Bonnie Arbittier / Rivard Report
Cautiously optimistic that a revised free-trade agreement for North America is headed for ratification, automakers are turning their focus to the threat of steel and aluminum tariffs.
Kevin Voelkel, senior vice president of Toyota Motor Manufacturing Texas, called upon nearly 200 diplomats and business leaders Wednesday to take a stand against tariffs that will not only drive up the cost of most vehicles, but also force automakers to develop new supply chains that won’t be easy to reverse.
“History shows that our industry, combining together, can effect major change,” Voelkel said. “So we’re taking a stand against tariffs and we’re going to do everything we can to make sure it doesn’t become a reality.”
At the International Business Forum, organized by the San Antonio Economic Development Foundation, representatives from foreign and local companies, along with diplomats from over 20 countries, including Argentina, the United Arab Emirates, Germany, and Thailand, gathered to network and learn more about business development opportunities in San Antonio. Now in its fifth year, the forum was previously hosted by the Free Trade Alliance which integrated with the foundation earlier this year.
Prior to introducing Voelkel at the luncheon, Texas Secretary of State Rolando Pablos reminded attendees that state and city leaders must work together to continue making Texas, which has the 10th-largest economy in the world, attractive to business. “We need to have good government that tells the world if you come here, we will work with you,” Pablos said.
During the daylong forum at the historic Menger Hotel, Voelkel delivered the keynote address, titled “Keeping Free Trade Alive: Why it Matters and How the Auto Industry’s Cross-Border Operations Depend on It.”
Voelkel spoke about the positive impact of the North American Free Trade Agreement (NAFTA), then addressed the issue of tariffs and said Toyota’s senior executives have been meeting with key White House leaders and trade representatives, and recently organized a rally in Washington, D.C.
“For us, tariffs are just another way of saying ‘taxes,’” Voelkel said. “And we know the impact taxes can have on an entire industry. We’re already seeing it in steel and aluminum tariffs that went into effect earlier this year.”
The Trump administration initially exempted Canada and Mexico from heavy tariffs on steel and aluminum imports but revoked that in June. Now that trade talks have resulted in a new trilateral trade deal, the U.S. Mexico Canada Agreement (USMCA), the White House is being pressured to restore the exemptions in order to get Canada and Mexico to lift the retaliatory tariffs those countries put on the U.S. over the summer.

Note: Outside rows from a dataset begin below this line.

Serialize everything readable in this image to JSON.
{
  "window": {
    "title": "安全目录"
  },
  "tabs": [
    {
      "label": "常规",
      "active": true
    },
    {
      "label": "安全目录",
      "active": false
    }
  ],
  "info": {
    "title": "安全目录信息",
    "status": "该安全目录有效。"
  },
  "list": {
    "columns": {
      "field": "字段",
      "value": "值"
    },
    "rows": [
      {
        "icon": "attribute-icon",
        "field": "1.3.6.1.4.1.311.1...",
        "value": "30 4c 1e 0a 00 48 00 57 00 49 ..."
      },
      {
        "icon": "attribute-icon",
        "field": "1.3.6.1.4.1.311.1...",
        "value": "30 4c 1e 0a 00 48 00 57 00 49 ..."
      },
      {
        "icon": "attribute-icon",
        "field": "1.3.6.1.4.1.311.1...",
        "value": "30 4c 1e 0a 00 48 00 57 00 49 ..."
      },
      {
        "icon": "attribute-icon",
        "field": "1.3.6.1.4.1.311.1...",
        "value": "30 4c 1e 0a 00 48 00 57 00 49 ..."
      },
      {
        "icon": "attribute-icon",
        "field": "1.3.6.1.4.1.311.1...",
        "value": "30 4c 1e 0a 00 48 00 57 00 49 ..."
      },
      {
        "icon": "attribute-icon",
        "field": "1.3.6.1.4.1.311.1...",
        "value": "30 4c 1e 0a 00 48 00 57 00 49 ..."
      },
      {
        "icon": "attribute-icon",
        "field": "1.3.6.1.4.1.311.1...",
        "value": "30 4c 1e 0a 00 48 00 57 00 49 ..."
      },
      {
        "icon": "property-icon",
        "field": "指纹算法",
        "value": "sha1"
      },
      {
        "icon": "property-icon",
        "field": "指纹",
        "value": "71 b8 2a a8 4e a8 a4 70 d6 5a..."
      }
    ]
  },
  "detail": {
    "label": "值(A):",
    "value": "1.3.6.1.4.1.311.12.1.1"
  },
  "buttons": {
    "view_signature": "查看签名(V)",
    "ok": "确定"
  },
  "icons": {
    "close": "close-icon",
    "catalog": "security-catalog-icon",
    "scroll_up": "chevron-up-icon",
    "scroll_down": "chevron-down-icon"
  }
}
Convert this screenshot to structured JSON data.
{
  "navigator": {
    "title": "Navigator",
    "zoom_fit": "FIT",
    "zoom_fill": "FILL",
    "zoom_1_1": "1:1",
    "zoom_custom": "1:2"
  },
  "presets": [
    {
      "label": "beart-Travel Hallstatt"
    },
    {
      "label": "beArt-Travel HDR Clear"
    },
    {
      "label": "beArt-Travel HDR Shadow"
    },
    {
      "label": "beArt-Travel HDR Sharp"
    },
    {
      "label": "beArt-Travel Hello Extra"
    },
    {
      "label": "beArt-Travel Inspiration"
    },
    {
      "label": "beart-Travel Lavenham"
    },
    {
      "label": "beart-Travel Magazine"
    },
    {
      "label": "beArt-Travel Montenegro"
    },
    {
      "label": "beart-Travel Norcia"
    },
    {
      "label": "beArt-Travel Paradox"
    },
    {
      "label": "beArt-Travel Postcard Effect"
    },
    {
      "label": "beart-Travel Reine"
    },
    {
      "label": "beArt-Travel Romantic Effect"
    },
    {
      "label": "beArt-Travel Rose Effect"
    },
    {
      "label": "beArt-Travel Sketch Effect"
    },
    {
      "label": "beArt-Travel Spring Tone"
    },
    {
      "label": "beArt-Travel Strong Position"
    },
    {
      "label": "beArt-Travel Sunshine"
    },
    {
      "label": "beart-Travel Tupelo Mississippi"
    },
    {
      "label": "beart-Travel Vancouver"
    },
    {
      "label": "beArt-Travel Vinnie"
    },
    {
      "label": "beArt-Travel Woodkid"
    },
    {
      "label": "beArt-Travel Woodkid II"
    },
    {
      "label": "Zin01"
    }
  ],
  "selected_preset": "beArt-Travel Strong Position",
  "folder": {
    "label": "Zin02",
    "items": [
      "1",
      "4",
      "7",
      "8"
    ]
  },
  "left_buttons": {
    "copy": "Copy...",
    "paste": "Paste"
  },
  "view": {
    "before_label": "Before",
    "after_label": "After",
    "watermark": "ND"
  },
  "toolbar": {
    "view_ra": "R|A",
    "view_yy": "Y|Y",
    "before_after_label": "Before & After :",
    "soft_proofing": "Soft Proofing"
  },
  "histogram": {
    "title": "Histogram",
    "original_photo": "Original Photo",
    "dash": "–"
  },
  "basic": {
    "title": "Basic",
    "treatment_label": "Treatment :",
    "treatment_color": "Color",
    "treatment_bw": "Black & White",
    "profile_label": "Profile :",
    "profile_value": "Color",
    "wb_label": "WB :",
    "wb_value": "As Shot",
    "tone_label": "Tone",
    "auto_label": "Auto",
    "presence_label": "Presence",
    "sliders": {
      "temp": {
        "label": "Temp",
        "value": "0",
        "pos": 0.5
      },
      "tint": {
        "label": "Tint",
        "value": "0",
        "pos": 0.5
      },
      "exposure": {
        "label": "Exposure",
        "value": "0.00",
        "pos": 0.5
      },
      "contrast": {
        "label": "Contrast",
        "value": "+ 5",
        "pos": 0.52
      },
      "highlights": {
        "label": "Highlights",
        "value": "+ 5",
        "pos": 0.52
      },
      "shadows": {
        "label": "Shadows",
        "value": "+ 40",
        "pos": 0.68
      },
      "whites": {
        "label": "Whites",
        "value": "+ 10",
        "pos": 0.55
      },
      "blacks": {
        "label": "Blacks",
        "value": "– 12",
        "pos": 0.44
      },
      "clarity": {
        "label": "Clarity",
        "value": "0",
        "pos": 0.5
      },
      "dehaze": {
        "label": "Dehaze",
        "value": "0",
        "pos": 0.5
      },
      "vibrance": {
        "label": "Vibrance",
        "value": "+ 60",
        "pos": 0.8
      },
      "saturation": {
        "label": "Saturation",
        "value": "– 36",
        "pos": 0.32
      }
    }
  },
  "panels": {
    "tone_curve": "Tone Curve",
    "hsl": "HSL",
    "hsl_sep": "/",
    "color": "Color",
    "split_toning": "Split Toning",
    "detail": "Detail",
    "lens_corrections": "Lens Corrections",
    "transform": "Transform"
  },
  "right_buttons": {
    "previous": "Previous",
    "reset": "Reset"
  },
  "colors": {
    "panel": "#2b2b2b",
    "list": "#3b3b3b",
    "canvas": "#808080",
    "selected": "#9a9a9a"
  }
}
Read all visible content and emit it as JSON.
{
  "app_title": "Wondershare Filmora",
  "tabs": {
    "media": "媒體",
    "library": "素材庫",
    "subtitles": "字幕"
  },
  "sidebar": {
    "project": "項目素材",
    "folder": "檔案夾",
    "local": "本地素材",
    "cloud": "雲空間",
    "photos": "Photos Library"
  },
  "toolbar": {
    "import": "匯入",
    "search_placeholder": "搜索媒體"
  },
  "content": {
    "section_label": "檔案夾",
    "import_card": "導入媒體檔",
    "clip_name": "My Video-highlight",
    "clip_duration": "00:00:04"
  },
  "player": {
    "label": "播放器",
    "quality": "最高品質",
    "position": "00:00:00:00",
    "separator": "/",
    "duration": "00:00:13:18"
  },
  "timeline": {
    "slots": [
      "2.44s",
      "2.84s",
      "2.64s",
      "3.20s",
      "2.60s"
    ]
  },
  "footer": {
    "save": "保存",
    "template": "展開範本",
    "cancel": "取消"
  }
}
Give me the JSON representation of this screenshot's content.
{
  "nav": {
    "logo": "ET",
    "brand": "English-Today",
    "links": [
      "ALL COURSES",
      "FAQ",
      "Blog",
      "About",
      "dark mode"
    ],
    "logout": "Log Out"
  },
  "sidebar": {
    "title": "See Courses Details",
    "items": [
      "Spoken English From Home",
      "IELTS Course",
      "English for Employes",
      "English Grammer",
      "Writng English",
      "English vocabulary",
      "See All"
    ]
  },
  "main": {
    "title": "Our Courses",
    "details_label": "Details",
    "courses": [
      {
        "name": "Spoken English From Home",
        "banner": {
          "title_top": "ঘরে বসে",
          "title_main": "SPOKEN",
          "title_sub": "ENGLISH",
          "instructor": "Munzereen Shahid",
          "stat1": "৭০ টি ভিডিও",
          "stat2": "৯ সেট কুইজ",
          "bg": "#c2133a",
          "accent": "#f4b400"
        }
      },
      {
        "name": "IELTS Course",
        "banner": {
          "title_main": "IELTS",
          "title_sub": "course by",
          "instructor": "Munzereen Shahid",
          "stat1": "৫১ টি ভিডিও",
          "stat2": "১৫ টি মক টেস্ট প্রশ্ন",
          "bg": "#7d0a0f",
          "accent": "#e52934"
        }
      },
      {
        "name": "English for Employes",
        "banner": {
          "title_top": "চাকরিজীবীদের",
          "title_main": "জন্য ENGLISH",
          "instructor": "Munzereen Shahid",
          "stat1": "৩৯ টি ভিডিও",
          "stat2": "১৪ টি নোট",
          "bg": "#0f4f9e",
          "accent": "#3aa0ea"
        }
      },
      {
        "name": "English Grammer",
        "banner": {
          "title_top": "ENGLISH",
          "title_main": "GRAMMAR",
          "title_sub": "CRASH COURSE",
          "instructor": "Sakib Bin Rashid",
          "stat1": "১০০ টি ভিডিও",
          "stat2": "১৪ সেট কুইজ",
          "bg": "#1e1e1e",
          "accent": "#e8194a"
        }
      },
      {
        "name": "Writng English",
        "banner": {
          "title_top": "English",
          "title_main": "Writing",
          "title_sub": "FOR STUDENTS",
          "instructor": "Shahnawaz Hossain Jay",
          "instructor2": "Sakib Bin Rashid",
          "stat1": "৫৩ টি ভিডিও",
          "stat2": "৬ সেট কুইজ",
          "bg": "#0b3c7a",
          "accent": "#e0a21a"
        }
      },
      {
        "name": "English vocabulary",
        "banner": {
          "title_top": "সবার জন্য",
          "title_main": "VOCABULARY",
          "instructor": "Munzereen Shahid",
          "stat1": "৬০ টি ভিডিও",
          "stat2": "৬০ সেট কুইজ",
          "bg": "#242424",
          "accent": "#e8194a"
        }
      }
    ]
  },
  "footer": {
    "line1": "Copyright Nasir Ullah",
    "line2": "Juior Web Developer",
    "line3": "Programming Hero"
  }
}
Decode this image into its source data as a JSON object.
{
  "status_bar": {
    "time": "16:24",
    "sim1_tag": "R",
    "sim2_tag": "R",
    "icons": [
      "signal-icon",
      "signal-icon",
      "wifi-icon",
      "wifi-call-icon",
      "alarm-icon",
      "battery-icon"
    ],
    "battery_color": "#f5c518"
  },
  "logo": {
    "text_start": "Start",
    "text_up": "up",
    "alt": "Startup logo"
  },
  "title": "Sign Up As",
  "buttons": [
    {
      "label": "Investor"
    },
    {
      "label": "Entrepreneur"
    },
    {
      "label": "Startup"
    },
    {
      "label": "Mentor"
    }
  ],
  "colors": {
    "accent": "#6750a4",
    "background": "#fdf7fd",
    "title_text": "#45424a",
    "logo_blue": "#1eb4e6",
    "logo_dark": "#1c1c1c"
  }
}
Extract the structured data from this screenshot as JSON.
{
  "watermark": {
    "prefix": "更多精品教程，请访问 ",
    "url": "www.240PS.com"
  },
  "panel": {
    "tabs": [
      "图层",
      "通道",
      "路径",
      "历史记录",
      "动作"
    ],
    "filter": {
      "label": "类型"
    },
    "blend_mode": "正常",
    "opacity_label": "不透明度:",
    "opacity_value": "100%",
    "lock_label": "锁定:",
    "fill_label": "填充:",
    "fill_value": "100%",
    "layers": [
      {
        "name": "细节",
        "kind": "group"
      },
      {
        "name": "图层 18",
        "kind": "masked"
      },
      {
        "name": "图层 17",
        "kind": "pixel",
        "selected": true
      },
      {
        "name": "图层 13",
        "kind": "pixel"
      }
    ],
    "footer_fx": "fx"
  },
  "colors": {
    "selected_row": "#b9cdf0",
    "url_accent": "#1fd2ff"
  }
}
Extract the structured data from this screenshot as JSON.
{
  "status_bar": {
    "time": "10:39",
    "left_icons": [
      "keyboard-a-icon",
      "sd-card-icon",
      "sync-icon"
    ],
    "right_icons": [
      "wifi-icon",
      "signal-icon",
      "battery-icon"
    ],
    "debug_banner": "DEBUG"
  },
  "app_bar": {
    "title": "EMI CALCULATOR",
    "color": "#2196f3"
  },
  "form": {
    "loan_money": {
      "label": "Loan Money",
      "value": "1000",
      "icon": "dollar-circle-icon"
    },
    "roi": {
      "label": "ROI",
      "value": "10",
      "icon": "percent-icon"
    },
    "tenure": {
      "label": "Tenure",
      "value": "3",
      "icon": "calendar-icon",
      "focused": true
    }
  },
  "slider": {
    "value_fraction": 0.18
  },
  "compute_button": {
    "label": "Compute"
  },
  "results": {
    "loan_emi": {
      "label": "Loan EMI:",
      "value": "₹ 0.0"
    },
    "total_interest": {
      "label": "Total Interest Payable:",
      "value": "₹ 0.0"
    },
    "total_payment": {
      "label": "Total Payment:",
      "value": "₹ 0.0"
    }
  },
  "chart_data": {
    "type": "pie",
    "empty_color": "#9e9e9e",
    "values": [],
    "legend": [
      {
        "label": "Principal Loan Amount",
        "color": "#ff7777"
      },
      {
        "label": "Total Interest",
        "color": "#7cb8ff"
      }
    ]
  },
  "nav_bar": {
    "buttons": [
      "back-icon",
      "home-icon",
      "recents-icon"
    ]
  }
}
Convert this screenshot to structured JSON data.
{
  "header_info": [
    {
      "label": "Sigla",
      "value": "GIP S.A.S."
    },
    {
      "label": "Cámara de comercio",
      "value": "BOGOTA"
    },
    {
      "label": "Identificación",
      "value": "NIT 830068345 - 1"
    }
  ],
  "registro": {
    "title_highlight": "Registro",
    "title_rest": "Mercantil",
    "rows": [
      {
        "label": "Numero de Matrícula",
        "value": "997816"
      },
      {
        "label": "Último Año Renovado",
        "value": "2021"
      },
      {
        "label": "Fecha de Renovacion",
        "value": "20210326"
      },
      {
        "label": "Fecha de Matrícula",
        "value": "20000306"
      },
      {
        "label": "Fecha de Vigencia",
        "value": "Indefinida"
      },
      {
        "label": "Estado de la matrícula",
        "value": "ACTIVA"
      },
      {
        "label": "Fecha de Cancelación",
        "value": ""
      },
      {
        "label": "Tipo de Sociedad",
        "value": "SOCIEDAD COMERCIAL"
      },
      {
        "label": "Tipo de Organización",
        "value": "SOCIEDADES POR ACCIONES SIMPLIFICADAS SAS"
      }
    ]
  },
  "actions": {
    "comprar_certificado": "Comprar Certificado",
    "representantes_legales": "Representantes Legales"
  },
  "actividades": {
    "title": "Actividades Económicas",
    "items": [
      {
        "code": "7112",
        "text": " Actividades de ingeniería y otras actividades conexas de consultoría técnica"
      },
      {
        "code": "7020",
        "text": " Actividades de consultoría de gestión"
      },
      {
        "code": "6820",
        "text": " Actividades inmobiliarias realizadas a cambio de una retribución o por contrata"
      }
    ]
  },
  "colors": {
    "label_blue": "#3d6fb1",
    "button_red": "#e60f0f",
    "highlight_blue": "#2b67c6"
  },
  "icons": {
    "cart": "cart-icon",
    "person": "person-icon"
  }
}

Toyota exported its U.S.-built autos to 31 different countries in 2017. The Japanese automaker employs 7,200 people in Texas, including in San Antonio, where the Tundra and Tacoma are built. In its 60 years of operating in the U.S., Toyota has invested $25 billion. But it was NAFTA, signed 25 years ago, that largely fueled Toyota’s U.S. presence, with the automaker increasing its workforce here by 80 percent since then.
“Without the trilateral agreement between all three countries, the entire U.S. auto industry and the country’s economy and thousands of jobs will be at risk,” Voekel said. “That’s why competitors such as Ford, GM, Honda, BMW, and Toyota came together to work as a united team. I can tell you that doesn’t happen every day. But we’re not out of the woods yet.”
Voelkel said the risk of a U.S. withdrawal from the new trade deal remains, so automakers will continue to promote the positive economic impact the initial agreement provided even as the threat of tariffs still looms.
On Wednesday, Rep Henry Cuellar (D-Laredo) released his overview and analysis of the new trade agreement, and this statement: “I am encouraged to see the Administration taking active steps to bring confidence and certainty back to businesses in Texas. It is my hope that this new agreement is quickly signed into law so that we are able to continue to capitalize on the economic benefits NAFTA has facilitated for over two decades.”
Currently, no vehicle sold in the U.S. is manufactured exclusively with U.S. components. Voelkel said more than half of a Toyota Camry and more than 65 percent of a Tundra is made of content from the U.S., Canada, and Mexico.
“Our business philosophy and purchasing strategy has always been build where we sell and buy where we build,” he said. “Which is why more than 90 percent of the steel comes from right here in the United States.”
If the tariffs return, Voelkel said, “The bottom line is the price of every vehicle, even those built in the United States, will go up.” Consumers can expect to pay $2,800 more for a San Antonio-built Tundra, for example, and even more for a Sienna minivan.
“If you want to generate stable economic growth, make Texas and San Antonio a place that attracts new businesses, improves your standard of living, I hope you will join us in supporting free and fair trade,” Voelkel said.